Buying sexual services in this day-and-age has definitely changed dramatically. Due to the internet and the prevalence of sexual imagery available for consumption on social media — and even pre-social media when sex workers were beginning to have more of a presence on the internet — it became obvious that if there’s this much of it going on, there’s got to be lots of clients. With the boom of sex-worker visibility on the internet, it sunk into everyone’s psyche that a client can be anybody. It’s not just the creepy “john” lurking the back alleys; it’s an every day, mundane thing.

In the future, I think buying companionship is headed toward being more socially acceptable. That said, it will probably depend on what strata of society we’re speaking of. Obviously in my social circle of creative types, it’s more acceptable than it’s ever been. Still, I’m always delicate when I broach the subject if I find myself in traditional romantic relationships — that is, how much I speak on my experiences purchasing companionship services. I’ve told former girlfriends before, and it’s caused a big confrontation. After all, if a guy has a history of buying sex, what’s to stop him from doing so when he’s in a traditional relationship? It comes down to an issue of trust.

The fact that Backpage and Craigslist are gone due to SESTA/FOSTA is a big reason why I’m not purchasing sexual services as much anymore. It’s created havoc in the industry. Now that there’s no longer those dedicated sites to buy such services, it feels sketchier. I’ve actually gotten propositioned on Instagram, and also on dating apps like Tinder and Bumble. When there were designated sites to go to, you got a feel for the ads and how they generally look and sound, so when something felt off, you didn’t go down that road. Today, the landscape is much harder to read.

“My wife and I have a desire to explore sexually with other people, and doing so with sex workers eliminates the risk of emotional alienation or ruined friendships.”

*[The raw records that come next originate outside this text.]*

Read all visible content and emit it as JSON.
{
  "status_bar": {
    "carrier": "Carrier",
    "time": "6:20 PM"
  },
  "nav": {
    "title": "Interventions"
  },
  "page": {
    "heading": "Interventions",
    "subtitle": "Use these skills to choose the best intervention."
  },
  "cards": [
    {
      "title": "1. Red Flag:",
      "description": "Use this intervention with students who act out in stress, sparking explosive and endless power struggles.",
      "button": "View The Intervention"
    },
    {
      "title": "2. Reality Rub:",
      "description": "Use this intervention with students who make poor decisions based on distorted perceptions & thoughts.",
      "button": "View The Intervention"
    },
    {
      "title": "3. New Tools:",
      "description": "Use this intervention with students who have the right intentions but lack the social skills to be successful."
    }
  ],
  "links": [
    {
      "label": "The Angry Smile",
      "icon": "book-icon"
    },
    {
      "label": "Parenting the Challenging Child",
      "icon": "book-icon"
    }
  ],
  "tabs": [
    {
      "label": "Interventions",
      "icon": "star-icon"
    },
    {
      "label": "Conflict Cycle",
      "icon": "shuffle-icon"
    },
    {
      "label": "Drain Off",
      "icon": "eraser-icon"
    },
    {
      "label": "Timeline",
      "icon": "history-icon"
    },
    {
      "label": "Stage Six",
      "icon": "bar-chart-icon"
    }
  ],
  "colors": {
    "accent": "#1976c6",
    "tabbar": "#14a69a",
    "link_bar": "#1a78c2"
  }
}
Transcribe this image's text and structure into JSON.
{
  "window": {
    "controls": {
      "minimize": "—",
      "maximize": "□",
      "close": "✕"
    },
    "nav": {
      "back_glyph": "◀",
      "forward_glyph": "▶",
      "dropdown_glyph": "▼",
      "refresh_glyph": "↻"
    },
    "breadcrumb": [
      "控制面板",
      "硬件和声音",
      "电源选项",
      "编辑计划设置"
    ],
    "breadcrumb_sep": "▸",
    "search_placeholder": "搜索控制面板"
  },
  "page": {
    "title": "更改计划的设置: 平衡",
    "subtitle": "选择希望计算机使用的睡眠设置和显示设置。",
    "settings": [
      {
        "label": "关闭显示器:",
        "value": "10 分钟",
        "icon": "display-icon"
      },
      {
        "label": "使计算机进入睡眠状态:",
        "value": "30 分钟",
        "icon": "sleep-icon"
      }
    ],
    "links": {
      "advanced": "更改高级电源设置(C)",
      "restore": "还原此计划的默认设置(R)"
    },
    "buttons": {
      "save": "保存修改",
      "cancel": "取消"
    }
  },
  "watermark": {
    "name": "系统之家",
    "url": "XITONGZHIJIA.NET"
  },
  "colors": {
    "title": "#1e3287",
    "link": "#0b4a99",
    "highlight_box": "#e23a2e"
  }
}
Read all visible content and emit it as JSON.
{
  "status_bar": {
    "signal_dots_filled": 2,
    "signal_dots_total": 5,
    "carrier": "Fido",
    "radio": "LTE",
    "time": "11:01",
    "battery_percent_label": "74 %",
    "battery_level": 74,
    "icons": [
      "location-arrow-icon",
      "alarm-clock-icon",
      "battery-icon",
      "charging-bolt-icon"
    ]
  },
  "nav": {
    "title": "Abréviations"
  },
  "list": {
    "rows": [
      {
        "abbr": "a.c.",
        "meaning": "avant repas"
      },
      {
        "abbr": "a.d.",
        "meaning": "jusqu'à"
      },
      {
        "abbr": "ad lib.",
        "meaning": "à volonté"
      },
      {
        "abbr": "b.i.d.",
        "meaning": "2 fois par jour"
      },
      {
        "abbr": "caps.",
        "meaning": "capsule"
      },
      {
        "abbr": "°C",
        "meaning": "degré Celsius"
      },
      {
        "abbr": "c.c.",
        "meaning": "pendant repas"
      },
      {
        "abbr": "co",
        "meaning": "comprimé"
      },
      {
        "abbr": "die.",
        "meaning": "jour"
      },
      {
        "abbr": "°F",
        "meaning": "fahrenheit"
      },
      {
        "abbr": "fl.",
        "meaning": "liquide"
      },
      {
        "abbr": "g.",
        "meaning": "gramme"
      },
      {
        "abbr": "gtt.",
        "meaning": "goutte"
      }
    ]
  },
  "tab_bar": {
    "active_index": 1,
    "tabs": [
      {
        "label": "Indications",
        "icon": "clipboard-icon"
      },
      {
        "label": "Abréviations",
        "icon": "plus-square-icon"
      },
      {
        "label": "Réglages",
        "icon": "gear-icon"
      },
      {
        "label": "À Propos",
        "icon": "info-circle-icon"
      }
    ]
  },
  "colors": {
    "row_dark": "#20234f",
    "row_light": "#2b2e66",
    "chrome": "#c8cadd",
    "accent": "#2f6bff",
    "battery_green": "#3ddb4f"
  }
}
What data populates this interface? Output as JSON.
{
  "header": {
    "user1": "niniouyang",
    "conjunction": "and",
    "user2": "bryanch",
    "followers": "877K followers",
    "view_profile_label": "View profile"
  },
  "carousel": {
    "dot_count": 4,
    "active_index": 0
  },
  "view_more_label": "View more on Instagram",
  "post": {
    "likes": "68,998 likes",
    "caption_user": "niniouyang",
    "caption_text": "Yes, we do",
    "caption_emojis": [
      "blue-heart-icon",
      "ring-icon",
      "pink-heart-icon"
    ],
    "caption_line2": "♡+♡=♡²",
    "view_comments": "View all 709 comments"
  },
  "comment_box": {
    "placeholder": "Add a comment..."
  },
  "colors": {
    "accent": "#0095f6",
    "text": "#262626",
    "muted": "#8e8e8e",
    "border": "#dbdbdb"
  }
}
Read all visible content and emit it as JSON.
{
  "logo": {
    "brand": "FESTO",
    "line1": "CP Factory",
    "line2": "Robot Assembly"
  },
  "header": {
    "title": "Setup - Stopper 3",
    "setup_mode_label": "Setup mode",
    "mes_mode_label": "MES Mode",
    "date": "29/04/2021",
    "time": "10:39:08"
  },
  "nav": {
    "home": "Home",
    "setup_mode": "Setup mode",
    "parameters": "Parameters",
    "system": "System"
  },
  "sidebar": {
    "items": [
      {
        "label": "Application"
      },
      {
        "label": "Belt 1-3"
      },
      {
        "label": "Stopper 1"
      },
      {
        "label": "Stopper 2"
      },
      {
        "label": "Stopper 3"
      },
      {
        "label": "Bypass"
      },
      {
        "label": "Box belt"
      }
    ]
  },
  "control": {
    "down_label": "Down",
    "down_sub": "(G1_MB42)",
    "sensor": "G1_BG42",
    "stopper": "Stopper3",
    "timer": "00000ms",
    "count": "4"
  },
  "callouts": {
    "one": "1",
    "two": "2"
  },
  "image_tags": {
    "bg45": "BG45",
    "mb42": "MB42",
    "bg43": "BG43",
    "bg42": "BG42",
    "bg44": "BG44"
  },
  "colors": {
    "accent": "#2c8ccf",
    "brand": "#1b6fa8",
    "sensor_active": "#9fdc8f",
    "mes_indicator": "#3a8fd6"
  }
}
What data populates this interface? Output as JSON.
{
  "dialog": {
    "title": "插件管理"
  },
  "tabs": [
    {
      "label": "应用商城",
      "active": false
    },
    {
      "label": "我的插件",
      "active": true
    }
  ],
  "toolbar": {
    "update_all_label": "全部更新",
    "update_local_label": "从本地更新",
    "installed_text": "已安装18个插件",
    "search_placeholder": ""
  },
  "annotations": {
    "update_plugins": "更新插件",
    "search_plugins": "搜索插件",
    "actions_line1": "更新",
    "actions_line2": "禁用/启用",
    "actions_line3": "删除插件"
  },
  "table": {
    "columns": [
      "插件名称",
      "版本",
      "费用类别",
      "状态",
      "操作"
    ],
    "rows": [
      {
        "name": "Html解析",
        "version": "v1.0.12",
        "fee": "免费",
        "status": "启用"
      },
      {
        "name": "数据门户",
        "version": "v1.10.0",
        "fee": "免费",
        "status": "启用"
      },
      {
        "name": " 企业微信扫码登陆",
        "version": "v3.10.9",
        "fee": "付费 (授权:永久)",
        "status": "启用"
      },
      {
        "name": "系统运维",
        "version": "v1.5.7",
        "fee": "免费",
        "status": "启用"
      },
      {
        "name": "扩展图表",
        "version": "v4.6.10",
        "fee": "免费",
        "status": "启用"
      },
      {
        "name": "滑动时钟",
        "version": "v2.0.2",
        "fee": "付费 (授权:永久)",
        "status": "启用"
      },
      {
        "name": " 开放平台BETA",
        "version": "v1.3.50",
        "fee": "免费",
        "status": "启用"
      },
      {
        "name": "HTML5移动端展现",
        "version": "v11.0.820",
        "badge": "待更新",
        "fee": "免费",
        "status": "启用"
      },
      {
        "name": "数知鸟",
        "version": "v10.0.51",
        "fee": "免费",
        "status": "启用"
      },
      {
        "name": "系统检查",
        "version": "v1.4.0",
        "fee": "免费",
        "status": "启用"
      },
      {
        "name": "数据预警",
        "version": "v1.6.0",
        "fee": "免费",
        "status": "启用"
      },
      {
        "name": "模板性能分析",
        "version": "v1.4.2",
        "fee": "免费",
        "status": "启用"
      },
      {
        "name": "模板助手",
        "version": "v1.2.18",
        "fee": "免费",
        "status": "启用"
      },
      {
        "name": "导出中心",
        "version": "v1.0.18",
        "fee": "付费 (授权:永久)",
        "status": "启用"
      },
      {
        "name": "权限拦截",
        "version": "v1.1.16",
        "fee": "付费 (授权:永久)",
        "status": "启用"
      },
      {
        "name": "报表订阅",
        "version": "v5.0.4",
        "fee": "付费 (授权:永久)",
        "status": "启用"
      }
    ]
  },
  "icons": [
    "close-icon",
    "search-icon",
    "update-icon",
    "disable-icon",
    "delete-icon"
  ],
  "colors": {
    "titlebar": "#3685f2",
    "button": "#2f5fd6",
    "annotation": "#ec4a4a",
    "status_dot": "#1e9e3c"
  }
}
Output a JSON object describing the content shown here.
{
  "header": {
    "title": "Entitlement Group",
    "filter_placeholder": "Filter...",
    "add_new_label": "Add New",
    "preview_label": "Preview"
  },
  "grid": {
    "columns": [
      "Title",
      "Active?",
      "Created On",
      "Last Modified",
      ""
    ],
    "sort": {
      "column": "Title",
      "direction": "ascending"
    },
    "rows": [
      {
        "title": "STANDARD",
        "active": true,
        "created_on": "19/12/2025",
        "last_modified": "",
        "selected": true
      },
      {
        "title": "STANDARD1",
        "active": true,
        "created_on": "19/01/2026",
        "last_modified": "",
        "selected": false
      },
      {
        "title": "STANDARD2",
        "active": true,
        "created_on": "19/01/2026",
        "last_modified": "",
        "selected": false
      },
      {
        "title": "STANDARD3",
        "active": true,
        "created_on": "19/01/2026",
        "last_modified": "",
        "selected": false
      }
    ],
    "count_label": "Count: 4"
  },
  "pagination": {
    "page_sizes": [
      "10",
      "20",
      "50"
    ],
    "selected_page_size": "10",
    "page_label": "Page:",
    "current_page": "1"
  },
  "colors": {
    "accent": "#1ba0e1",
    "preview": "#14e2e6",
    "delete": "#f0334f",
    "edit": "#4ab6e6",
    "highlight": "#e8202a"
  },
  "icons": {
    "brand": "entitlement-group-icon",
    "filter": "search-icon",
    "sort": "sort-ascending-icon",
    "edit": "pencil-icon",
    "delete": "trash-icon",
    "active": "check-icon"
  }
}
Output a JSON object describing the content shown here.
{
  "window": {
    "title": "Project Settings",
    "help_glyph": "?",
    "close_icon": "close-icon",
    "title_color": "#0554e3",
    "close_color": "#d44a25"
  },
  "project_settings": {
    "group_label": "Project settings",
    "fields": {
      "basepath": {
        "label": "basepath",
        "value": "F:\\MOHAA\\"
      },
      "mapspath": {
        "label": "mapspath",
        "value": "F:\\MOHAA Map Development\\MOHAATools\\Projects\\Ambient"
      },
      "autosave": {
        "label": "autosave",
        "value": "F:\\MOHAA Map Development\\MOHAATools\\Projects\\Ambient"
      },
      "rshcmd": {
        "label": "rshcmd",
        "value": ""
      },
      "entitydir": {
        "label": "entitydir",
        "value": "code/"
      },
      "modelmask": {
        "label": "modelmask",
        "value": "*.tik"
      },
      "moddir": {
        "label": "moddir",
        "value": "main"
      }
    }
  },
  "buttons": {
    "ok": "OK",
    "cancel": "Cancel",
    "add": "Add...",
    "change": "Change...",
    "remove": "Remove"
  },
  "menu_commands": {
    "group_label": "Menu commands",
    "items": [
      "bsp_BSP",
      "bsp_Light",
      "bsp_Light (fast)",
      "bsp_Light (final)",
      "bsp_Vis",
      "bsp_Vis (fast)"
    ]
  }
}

Juan, 30, comedian, sexual service sampler: I’ve been buying sex-industry services for about five years — everything from sex, lap dances at strip clubs, cam-girl shows, premium Snapchat subscriptions, and custom photos and videos. When I moved to L.A., broke up with my then-girlfriend, and finally had a job that gave me the disposable income to pay for sexual services, I had an incentive to start buying them. But as I’ve gotten older, I have more expenses in my life, and I don’t have as much spare cash. Plus, I have a lot of other things occupying my mind and free time, and the need for constant sexual gratification has subsided.

However, I’m in an open marriage, and my wife is aware that I buy services from sex workers. We have an understanding that even with emotional commitment, there’s a desire to explore sexually with other people, and doing so with sex workers allows exploration to happen in a way where everyone in the interaction knows what everyone involved wants out of it. There’s no risk of emotional alienation or ruined friendships, provided everyone’s boundaries are respected.

Even though my wife knows about my patronage and is cool with it, I’d be uncomfortable if my family found out since it’s not really their business. Some of my friends who have shown they aren’t freaked out by sex work could know if I felt like telling them. I hope that one day society becomes TRULY “sex positive,” which means being okay with all facets of sex rather than just being okay with cis women flaunting themselves in titillating ways for men.

I’ve always found a woman’s intimacy to be the greatest gift she can give, and always worthy of compensation, whether that comes in the form of emotional commitment or money. It boggles my mind that some people think a woman asking for money somehow makes her less worthy. If we live in a world where money is valued above all else and we’re alienated from each other, using money to buy a moment of connection should at least be one small luxury afforded to us.